> **DATA PROVIDED**:
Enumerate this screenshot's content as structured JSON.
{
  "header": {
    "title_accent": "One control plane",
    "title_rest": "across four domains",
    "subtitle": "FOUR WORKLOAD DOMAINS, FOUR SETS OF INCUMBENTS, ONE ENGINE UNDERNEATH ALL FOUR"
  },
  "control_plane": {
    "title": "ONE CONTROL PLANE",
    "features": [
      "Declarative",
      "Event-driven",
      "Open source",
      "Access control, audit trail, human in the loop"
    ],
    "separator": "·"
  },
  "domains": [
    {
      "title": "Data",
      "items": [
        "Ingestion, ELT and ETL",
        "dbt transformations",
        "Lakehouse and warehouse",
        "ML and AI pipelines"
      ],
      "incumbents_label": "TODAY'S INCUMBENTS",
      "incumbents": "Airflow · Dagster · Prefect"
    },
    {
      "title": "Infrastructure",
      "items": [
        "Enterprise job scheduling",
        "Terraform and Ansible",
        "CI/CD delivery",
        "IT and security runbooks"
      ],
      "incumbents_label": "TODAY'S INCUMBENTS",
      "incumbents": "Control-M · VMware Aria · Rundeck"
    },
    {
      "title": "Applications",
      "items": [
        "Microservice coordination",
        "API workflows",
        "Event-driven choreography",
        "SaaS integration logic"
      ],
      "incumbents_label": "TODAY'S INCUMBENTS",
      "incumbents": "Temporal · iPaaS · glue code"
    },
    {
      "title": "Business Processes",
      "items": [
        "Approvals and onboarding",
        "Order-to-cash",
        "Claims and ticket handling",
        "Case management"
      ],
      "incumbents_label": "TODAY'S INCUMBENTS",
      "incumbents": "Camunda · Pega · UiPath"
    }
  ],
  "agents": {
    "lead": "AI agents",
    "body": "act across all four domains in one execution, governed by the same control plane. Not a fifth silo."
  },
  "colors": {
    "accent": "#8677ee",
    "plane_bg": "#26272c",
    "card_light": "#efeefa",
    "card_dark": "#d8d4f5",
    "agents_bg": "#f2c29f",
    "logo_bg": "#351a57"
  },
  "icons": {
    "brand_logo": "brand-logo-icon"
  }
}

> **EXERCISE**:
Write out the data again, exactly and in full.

> **EXERCISE RESULT**:
Enumerate this screenshot's content as structured JSON.
{
  "header": {
    "title_accent": "One control plane",
    "title_rest": "across four domains",
    "subtitle": "FOUR WORKLOAD DOMAINS, FOUR SETS OF INCUMBENTS, ONE ENGINE UNDERNEATH ALL FOUR"
  },
  "control_plane": {
    "title": "ONE CONTROL PLANE",
    "features": [
      "Declarative",
      "Event-driven",
      "Open source",
      "Access control, audit trail, human in the loop"
    ],
    "separator": "·"
  },
  "domains": [
    {
      "title": "Data",
      "items": [
        "Ingestion, ELT and ETL",
        "dbt transformations",
        "Lakehouse and warehouse",
        "ML and AI pipelines"
      ],
      "incumbents_label": "TODAY'S INCUMBENTS",
      "incumbents": "Airflow · Dagster · Prefect"
    },
    {
      "title": "Infrastructure",
      "items": [
        "Enterprise job scheduling",
        "Terraform and Ansible",
        "CI/CD delivery",
        "IT and security runbooks"
      ],
      "incumbents_label": "TODAY'S INCUMBENTS",
      "incumbents": "Control-M · VMware Aria · Rundeck"
    },
    {
      "title": "Applications",
      "items": [
        "Microservice coordination",
        "API workflows",
        "Event-driven choreography",
        "SaaS integration logic"
      ],
      "incumbents_label": "TODAY'S INCUMBENTS",
      "incumbents": "Temporal · iPaaS · glue code"
    },
    {
      "title": "Business Processes",
      "items": [
        "Approvals and onboarding",
        "Order-to-cash",
        "Claims and ticket handling",
        "Case management"
      ],
      "incumbents_label": "TODAY'S INCUMBENTS",
      "incumbents": "Camunda · Pega · UiPath"
    }
  ],
  "agents": {
    "lead": "AI agents",
    "body": "act across all four domains in one execution, governed by the same control plane. Not a fifth silo."
  },
  "colors": {
    "accent": "#8677ee",
    "plane_bg": "#26272c",
    "card_light": "#efeefa",
    "card_dark": "#d8d4f5",
    "agents_bg": "#f2c29f",
    "logo_bg": "#351a57"
  },
  "icons": {
    "brand_logo": "brand-logo-icon"
  }
}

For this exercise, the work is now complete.